Personally, I’m going to miss Jack Gleeson and his superb portrayal of television’s best and most complex villain. So when you look back on Joffrey’s terrible little life, be sure to think warmly of Gleeson and his impressive role on “Game of Thrones.”
While Joffrey’s demise was undoubtedly the most important event of the episode and served nicely as a revenge-fueled counterpart to last season’s Red Wedding, last night’s episode was supremely important in developing other storylines: Tyrion and Shae have been caught, and Tyrion is forced to feign anger and hatred in order to ensure Shae’s safe escape from the capital. Looking North, Bran’s power has evolved, and he has gained the power of extreme foresight in a vision telling him to head even farther into the frozen North. Theon Greyjoy, now known as “Reek,” has become somewhat of a play toy to his captor, Ramsay Snow, bastard son of Roose Bolton. And at Dragonstone, the freaky-fire religious love triangle between Stannis Baratheon, his wife Selyse and Melisandre is continuing to intensify as Stannis begins to use more extreme measures, like burning his brother-in-law at the stake, to weed out infidels from his ranks and put his legion in good graces with the R’hllor, the Lord of Light.

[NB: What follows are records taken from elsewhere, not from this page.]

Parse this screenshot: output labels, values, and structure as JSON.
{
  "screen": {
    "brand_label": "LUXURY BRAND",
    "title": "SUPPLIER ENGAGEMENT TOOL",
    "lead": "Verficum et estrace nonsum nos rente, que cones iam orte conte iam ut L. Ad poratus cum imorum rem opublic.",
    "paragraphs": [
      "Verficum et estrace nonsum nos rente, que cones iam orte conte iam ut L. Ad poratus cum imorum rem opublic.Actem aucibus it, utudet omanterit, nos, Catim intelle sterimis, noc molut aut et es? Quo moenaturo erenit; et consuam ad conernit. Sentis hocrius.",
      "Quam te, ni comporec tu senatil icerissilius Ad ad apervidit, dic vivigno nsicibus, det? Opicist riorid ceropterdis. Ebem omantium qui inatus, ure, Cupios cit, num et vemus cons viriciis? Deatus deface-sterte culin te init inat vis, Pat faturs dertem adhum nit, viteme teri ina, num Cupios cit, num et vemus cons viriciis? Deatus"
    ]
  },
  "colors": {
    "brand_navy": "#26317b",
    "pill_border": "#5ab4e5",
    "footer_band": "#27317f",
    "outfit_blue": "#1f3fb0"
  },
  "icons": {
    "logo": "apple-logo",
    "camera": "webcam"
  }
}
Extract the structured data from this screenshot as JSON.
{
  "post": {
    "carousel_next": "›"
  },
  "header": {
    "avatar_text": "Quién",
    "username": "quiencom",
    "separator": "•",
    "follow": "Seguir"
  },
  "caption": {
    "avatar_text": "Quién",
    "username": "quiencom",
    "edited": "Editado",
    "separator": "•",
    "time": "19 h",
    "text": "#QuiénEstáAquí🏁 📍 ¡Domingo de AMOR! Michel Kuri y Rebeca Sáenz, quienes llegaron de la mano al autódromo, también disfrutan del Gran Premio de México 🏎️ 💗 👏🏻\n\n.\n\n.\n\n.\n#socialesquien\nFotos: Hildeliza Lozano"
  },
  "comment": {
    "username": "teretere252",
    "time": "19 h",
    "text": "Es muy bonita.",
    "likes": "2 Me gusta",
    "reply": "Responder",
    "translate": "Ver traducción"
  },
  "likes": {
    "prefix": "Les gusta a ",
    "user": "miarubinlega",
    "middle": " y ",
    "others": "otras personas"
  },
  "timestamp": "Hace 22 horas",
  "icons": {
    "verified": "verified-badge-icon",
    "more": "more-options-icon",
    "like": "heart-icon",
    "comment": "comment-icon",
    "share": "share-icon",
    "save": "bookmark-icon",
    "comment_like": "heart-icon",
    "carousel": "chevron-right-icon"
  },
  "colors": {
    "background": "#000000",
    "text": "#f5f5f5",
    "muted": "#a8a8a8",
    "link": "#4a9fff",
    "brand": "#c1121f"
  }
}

Bran’s vision, combined with Stannis’ agreement last season to turn his army north at the suggestion of Melisandre, indicate that King’s Landing may be fading from the war’s center. Mance Rayder’s force of “free folk” have already breached the Wall once and are preparing for an all-out attack on the Seven Kingdoms. What’s more, the White Walkers are growing in number and are marching south, ready to ride their dead ponies right over the Wall to devour all of the babies in Westeros. In the coming episodes, we can surely expect an exciting new twist to the infamous words of House Stark: “Winter is coming.”
The Purple Wedding has set this season up with exciting opportunities, furthering last season’s end, in which many central characters were killed off. Still, important questions linger: By the next episode, will the culprit behind the latest regicide be revealed? Will Joffrey come back as a ghost and be featured on this weird PBS special? Did someone, somewhere, gather his little hyenas in a cave and celebrate his or her nefarious scheme to poison the king on the wedding day in a choreographed dance number like this guy did? (P.S. Need to procrastinate? Watch the “No king, no king, lalala!” in every language, because the Internet rules.)
So, as King Joffrey lies in his mother’s arms, choking, vomiting bloody dove cake, gasping for his last breath and secreting blood and various bodily fluids from every orifice, let us all raise a cup of fine vintage wine to the end of King Joffrey Baratheon’s rule, and let us say, “May the next master of the Iron Throne be a female, one whose name rhymes with Scheanerys Shmargaryen.”
After tonight’s “Game of Thrones” episode, I will never, ever go to another wedding. Especially once I’m king.